The ECP permitted veterans of Initial Entry Training the option of immediate entry into the advanced or commissioning program. Commissioning could occur prior to graduation from college. During the 1989-90 school year, this option was eliminated and the requirement to align a students ROTC year with their college standing established. This guidance also stated that only students who graduated would receive commissions. These standards appeared to be reasonable and were implemented immediately. However, routine program evaluation was greatly affected by the realignment process. Commissioning requirements and the number of cadets contracted under the changed system did not coincide. The total number of cadets recruited within the two-year option was spread over several other year groups, causing a severe shortage within the 1990, 1991 and 1993 commissioning years. The viability computation under OPLAN Horizon was based upon the programs four-year weighted production, enrollment, its current and projected production, the current quality of officers produced, and the academic degrees of the commissionees. The Green Knight Battalion was not competitive in all areas. Current production due to elimination of the two-year option caused some cadets to align with future mission sets outside of the years evaluated for viability. This situation resulted in the lowest number of commissionees in 14 years. To say that this program and at least one other in the state was evaluated during the wrong year for a valid appraisal is a tremendous understatement.
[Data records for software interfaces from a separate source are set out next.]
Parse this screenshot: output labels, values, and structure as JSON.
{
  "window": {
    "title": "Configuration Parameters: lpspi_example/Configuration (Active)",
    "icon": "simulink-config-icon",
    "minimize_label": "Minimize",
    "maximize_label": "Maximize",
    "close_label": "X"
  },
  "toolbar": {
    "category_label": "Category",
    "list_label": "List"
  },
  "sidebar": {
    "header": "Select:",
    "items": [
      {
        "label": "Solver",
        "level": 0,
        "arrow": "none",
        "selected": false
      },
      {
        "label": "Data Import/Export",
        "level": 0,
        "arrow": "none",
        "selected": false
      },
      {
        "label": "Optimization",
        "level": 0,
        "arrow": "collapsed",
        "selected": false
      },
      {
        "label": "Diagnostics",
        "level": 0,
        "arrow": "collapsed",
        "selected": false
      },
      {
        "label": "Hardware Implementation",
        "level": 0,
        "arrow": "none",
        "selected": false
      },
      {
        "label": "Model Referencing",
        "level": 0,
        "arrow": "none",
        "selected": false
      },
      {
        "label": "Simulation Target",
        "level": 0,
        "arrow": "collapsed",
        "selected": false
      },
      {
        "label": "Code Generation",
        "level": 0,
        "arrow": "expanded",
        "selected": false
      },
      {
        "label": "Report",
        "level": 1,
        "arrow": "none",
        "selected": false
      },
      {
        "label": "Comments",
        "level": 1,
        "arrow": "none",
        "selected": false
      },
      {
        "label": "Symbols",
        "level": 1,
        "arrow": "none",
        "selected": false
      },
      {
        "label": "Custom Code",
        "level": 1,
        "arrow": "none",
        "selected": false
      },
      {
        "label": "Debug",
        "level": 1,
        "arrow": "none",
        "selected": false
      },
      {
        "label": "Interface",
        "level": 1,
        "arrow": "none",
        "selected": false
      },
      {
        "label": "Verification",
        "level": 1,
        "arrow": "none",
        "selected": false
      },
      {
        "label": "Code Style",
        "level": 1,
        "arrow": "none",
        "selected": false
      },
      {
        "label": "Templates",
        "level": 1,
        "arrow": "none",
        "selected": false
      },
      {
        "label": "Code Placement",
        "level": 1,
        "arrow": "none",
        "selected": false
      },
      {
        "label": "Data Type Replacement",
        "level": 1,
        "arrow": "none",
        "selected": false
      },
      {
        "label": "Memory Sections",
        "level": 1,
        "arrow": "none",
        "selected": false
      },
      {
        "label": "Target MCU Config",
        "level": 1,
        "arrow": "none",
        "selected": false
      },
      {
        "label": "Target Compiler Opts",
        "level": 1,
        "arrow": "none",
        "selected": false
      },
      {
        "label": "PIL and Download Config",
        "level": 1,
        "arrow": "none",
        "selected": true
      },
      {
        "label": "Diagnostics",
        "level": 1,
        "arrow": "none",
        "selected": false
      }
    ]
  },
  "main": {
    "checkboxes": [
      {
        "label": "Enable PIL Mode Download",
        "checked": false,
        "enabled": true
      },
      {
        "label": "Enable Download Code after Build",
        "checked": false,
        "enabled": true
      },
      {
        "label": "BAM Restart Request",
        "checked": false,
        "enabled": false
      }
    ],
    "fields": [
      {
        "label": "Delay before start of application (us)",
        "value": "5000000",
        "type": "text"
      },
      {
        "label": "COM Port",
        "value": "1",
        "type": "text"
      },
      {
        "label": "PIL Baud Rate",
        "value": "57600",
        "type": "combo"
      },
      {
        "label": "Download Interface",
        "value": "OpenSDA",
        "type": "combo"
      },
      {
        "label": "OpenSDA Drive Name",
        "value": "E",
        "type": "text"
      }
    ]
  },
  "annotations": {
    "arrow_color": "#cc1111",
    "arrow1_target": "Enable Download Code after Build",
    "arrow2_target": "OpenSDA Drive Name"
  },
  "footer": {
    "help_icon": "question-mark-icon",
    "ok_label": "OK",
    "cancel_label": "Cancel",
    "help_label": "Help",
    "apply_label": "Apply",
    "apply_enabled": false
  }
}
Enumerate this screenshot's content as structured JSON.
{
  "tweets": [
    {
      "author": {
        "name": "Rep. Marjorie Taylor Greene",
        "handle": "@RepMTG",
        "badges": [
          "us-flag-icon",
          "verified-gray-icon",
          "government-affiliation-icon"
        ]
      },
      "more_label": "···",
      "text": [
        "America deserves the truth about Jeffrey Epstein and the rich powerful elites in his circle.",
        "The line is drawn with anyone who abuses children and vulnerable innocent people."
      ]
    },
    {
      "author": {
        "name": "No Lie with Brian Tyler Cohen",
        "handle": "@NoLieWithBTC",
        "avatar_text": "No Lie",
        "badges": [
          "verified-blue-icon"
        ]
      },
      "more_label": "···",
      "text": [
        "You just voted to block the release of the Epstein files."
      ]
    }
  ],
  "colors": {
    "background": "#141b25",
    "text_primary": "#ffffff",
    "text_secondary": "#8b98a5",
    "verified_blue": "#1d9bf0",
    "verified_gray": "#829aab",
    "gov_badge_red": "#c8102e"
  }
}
Even with the downsizing, St. Norbert College would still provide high-achieving, quality officers for many years to come. The program would survive as a cross-enrolled school with University of Wisconsin Oshkosh, a program started by St. Norbert College in the 1970s.

At the close of the school year in 1991, enrollments were still increasing. They included the following:

  • Mission set 1992–6 contracted
  • Mission set 1993–8 committed, 2 probable
  • Mission set 1994–10 committed, 1 probable

These statistics did not include approximately 50 pre-registered students, nor the influx of veterans who would leave the service and return to college in the fall of 1991. This enrollment was accomplished without the benefit of a recruiting effort.

The material on this page is drawn from a St. Norbert College ROTC history book compiled by ROTC alumnus and former military science professor Mike Egan.   

Back To Top Arrow